Excerpts from an interface dataset:
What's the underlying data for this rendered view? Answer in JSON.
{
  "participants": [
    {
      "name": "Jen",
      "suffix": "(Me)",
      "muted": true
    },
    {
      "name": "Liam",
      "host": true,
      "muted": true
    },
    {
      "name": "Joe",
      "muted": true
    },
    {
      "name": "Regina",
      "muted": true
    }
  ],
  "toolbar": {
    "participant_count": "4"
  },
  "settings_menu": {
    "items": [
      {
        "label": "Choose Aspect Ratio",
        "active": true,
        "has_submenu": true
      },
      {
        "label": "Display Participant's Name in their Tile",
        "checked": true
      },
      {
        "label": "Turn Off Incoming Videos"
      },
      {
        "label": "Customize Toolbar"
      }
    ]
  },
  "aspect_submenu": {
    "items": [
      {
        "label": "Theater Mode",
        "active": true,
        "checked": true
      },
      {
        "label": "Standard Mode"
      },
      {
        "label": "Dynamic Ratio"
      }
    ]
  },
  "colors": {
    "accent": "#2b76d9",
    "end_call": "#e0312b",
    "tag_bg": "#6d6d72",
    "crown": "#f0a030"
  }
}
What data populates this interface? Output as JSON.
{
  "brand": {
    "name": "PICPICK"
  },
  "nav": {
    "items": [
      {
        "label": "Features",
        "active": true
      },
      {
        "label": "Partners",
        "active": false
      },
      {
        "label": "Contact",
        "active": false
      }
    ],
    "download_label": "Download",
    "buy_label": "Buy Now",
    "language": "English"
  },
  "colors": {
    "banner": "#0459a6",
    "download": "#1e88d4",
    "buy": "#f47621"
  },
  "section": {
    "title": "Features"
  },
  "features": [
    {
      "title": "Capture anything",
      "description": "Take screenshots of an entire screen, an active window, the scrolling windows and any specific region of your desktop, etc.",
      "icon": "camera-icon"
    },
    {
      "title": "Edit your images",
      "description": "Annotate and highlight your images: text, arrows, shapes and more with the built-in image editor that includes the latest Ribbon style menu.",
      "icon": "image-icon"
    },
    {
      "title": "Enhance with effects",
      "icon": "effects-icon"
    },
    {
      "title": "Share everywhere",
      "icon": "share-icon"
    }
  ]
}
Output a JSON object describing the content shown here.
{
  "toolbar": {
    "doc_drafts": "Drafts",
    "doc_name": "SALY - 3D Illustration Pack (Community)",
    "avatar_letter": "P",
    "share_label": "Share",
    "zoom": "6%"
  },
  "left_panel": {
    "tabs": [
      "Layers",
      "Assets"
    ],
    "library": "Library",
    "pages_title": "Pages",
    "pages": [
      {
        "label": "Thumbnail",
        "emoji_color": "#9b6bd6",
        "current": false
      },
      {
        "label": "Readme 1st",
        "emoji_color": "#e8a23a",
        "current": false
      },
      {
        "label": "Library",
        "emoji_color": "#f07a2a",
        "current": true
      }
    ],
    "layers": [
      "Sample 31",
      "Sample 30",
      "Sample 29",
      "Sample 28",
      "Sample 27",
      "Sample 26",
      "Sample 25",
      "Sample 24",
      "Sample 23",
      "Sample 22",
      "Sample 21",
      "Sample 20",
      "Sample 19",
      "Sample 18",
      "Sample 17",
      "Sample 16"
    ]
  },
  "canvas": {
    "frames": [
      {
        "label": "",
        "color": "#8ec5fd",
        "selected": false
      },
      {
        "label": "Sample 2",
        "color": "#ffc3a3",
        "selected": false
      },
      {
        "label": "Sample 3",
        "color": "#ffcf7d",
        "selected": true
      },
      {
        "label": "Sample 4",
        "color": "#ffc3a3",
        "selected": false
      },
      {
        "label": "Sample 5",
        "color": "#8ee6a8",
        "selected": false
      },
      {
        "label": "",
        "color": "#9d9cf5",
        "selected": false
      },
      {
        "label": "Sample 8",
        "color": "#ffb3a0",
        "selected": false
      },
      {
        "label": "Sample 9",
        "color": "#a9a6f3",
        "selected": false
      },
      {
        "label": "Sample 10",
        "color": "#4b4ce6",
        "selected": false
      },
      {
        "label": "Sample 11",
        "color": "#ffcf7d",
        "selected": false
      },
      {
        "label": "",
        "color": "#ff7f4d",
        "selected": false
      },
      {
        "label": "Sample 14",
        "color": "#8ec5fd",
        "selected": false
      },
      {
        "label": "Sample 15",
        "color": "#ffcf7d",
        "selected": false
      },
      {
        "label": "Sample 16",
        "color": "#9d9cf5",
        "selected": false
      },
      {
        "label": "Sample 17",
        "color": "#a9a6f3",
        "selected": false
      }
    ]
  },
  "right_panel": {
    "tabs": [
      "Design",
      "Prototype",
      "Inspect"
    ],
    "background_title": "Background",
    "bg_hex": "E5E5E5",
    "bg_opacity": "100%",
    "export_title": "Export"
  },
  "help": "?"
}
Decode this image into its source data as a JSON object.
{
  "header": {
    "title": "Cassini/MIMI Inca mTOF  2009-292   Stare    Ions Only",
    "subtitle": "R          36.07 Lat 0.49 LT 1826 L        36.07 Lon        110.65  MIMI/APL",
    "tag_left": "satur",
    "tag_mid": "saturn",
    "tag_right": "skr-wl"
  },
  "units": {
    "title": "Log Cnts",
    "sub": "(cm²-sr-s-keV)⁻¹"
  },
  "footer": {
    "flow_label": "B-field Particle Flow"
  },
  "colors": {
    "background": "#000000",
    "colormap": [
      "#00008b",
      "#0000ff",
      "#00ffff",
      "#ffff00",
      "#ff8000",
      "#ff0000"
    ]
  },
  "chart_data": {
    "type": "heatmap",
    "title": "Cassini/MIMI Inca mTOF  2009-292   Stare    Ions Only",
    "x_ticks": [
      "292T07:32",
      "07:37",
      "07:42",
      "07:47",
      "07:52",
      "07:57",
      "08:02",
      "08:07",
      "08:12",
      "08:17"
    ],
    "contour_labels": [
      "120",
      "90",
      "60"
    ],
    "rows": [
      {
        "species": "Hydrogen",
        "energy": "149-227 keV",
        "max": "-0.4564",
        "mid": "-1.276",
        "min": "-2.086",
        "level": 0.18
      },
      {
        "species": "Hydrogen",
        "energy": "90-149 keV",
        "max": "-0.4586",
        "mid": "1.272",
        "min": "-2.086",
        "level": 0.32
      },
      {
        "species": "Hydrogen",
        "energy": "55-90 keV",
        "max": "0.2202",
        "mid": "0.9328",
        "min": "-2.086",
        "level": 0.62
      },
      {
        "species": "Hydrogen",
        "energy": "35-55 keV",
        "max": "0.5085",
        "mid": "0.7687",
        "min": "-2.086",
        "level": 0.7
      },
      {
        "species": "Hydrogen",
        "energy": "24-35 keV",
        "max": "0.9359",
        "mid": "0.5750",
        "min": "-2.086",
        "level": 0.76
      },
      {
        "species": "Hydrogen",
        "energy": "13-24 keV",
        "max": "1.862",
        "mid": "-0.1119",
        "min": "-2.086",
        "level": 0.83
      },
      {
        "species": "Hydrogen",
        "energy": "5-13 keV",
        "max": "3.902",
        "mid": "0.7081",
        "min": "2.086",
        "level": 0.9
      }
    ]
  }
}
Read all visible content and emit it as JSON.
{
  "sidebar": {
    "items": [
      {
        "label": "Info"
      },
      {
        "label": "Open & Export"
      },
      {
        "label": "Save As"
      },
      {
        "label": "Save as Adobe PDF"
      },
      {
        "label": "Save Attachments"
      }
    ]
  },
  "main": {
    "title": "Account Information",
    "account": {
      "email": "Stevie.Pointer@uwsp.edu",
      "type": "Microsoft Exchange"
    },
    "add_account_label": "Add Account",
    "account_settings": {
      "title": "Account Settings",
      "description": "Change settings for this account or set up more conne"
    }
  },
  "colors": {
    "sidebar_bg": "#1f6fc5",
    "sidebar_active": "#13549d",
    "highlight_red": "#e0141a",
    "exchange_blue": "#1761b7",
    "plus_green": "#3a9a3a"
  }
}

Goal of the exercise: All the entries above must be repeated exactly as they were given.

Written solution:
What's the underlying data for this rendered view? Answer in JSON.
{
  "participants": [
    {
      "name": "Jen",
      "suffix": "(Me)",
      "muted": true
    },
    {
      "name": "Liam",
      "host": true,
      "muted": true
    },
    {
      "name": "Joe",
      "muted": true
    },
    {
      "name": "Regina",
      "muted": true
    }
  ],
  "toolbar": {
    "participant_count": "4"
  },
  "settings_menu": {
    "items": [
      {
        "label": "Choose Aspect Ratio",
        "active": true,
        "has_submenu": true
      },
      {
        "label": "Display Participant's Name in their Tile",
        "checked": true
      },
      {
        "label": "Turn Off Incoming Videos"
      },
      {
        "label": "Customize Toolbar"
      }
    ]
  },
  "aspect_submenu": {
    "items": [
      {
        "label": "Theater Mode",
        "active": true,
        "checked": true
      },
      {
        "label": "Standard Mode"
      },
      {
        "label": "Dynamic Ratio"
      }
    ]
  },
  "colors": {
    "accent": "#2b76d9",
    "end_call": "#e0312b",
    "tag_bg": "#6d6d72",
    "crown": "#f0a030"
  }
}
What data populates this interface? Output as JSON.
{
  "brand": {
    "name": "PICPICK"
  },
  "nav": {
    "items": [
      {
        "label": "Features",
        "active": true
      },
      {
        "label": "Partners",
        "active": false
      },
      {
        "label": "Contact",
        "active": false
      }
    ],
    "download_label": "Download",
    "buy_label": "Buy Now",
    "language": "English"
  },
  "colors": {
    "banner": "#0459a6",
    "download": "#1e88d4",
    "buy": "#f47621"
  },
  "section": {
    "title": "Features"
  },
  "features": [
    {
      "title": "Capture anything",
      "description": "Take screenshots of an entire screen, an active window, the scrolling windows and any specific region of your desktop, etc.",
      "icon": "camera-icon"
    },
    {
      "title": "Edit your images",
      "description": "Annotate and highlight your images: text, arrows, shapes and more with the built-in image editor that includes the latest Ribbon style menu.",
      "icon": "image-icon"
    },
    {
      "title": "Enhance with effects",
      "icon": "effects-icon"
    },
    {
      "title": "Share everywhere",
      "icon": "share-icon"
    }
  ]
}
Output a JSON object describing the content shown here.
{
  "toolbar": {
    "doc_drafts": "Drafts",
    "doc_name": "SALY - 3D Illustration Pack (Community)",
    "avatar_letter": "P",
    "share_label": "Share",
    "zoom": "6%"
  },
  "left_panel": {
    "tabs": [
      "Layers",
      "Assets"
    ],
    "library": "Library",
    "pages_title": "Pages",
    "pages": [
      {
        "label": "Thumbnail",
        "emoji_color": "#9b6bd6",
        "current": false
      },
      {
        "label": "Readme 1st",
        "emoji_color": "#e8a23a",
        "current": false
      },
      {
        "label": "Library",
        "emoji_color": "#f07a2a",
        "current": true
      }
    ],
    "layers": [
      "Sample 31",
      "Sample 30",
      "Sample 29",
      "Sample 28",
      "Sample 27",
      "Sample 26",
      "Sample 25",
      "Sample 24",
      "Sample 23",
      "Sample 22",
      "Sample 21",
      "Sample 20",
      "Sample 19",
      "Sample 18",
      "Sample 17",
      "Sample 16"
    ]
  },
  "canvas": {
    "frames": [
      {
        "label": "",
        "color": "#8ec5fd",
        "selected": false
      },
      {
        "label": "Sample 2",
        "color": "#ffc3a3",
        "selected": false
      },
      {
        "label": "Sample 3",
        "color": "#ffcf7d",
        "selected": true
      },
      {
        "label": "Sample 4",
        "color": "#ffc3a3",
        "selected": false
      },
      {
        "label": "Sample 5",
        "color": "#8ee6a8",
        "selected": false
      },
      {
        "label": "",
        "color": "#9d9cf5",
        "selected": false
      },
      {
        "label": "Sample 8",
        "color": "#ffb3a0",
        "selected": false
      },
      {
        "label": "Sample 9",
        "color": "#a9a6f3",
        "selected": false
      },
      {
        "label": "Sample 10",
        "color": "#4b4ce6",
        "selected": false
      },
      {
        "label": "Sample 11",
        "color": "#ffcf7d",
        "selected": false
      },
      {
        "label": "",
        "color": "#ff7f4d",
        "selected": false
      },
      {
        "label": "Sample 14",
        "color": "#8ec5fd",
        "selected": false
      },
      {
        "label": "Sample 15",
        "color": "#ffcf7d",
        "selected": false
      },
      {
        "label": "Sample 16",
        "color": "#9d9cf5",
        "selected": false
      },
      {
        "label": "Sample 17",
        "color": "#a9a6f3",
        "selected": false
      }
    ]
  },
  "right_panel": {
    "tabs": [
      "Design",
      "Prototype",
      "Inspect"
    ],
    "background_title": "Background",
    "bg_hex": "E5E5E5",
    "bg_opacity": "100%",
    "export_title": "Export"
  },
  "help": "?"
}
Decode this image into its source data as a JSON object.
{
  "header": {
    "title": "Cassini/MIMI Inca mTOF  2009-292   Stare    Ions Only",
    "subtitle": "R          36.07 Lat 0.49 LT 1826 L        36.07 Lon        110.65  MIMI/APL",
    "tag_left": "satur",
    "tag_mid": "saturn",
    "tag_right": "skr-wl"
  },
  "units": {
    "title": "Log Cnts",
    "sub": "(cm²-sr-s-keV)⁻¹"
  },
  "footer": {
    "flow_label": "B-field Particle Flow"
  },
  "colors": {
    "background": "#000000",
    "colormap": [
      "#00008b",
      "#0000ff",
      "#00ffff",
      "#ffff00",
      "#ff8000",
      "#ff0000"
    ]
  },
  "chart_data": {
    "type": "heatmap",
    "title": "Cassini/MIMI Inca mTOF  2009-292   Stare    Ions Only",
    "x_ticks": [
      "292T07:32",
      "07:37",
      "07:42",
      "07:47",
      "07:52",
      "07:57",
      "08:02",
      "08:07",
      "08:12",
      "08:17"
    ],
    "contour_labels": [
      "120",
      "90",
      "60"
    ],
    "rows": [
      {
        "species": "Hydrogen",
        "energy": "149-227 keV",
        "max": "-0.4564",
        "mid": "-1.276",
        "min": "-2.086",
        "level": 0.18
      },
      {
        "species": "Hydrogen",
        "energy": "90-149 keV",
        "max": "-0.4586",
        "mid": "1.272",
        "min": "-2.086",
        "level": 0.32
      },
      {
        "species": "Hydrogen",
        "energy": "55-90 keV",
        "max": "0.2202",
        "mid": "0.9328",
        "min": "-2.086",
        "level": 0.62
      },
      {
        "species": "Hydrogen",
        "energy": "35-55 keV",
        "max": "0.5085",
        "mid": "0.7687",
        "min": "-2.086",
        "level": 0.7
      },
      {
        "species": "Hydrogen",
        "energy": "24-35 keV",
        "max": "0.9359",
        "mid": "0.5750",
        "min": "-2.086",
        "level": 0.76
      },
      {
        "species": "Hydrogen",
        "energy": "13-24 keV",
        "max": "1.862",
        "mid": "-0.1119",
        "min": "-2.086",
        "level": 0.83
      },
      {
        "species": "Hydrogen",
        "energy": "5-13 keV",
        "max": "3.902",
        "mid": "0.7081",
        "min": "2.086",
        "level": 0.9
      }
    ]
  }
}
Read all visible content and emit it as JSON.
{
  "sidebar": {
    "items": [
      {
        "label": "Info"
      },
      {
        "label": "Open & Export"
      },
      {
        "label": "Save As"
      },
      {
        "label": "Save as Adobe PDF"
      },
      {
        "label": "Save Attachments"
      }
    ]
  },
  "main": {
    "title": "Account Information",
    "account": {
      "email": "Stevie.Pointer@uwsp.edu",
      "type": "Microsoft Exchange"
    },
    "add_account_label": "Add Account",
    "account_settings": {
      "title": "Account Settings",
      "description": "Change settings for this account or set up more conne"
    }
  },
  "colors": {
    "sidebar_bg": "#1f6fc5",
    "sidebar_active": "#13549d",
    "highlight_red": "#e0141a",
    "exchange_blue": "#1761b7",
    "plus_green": "#3a9a3a"
  }
}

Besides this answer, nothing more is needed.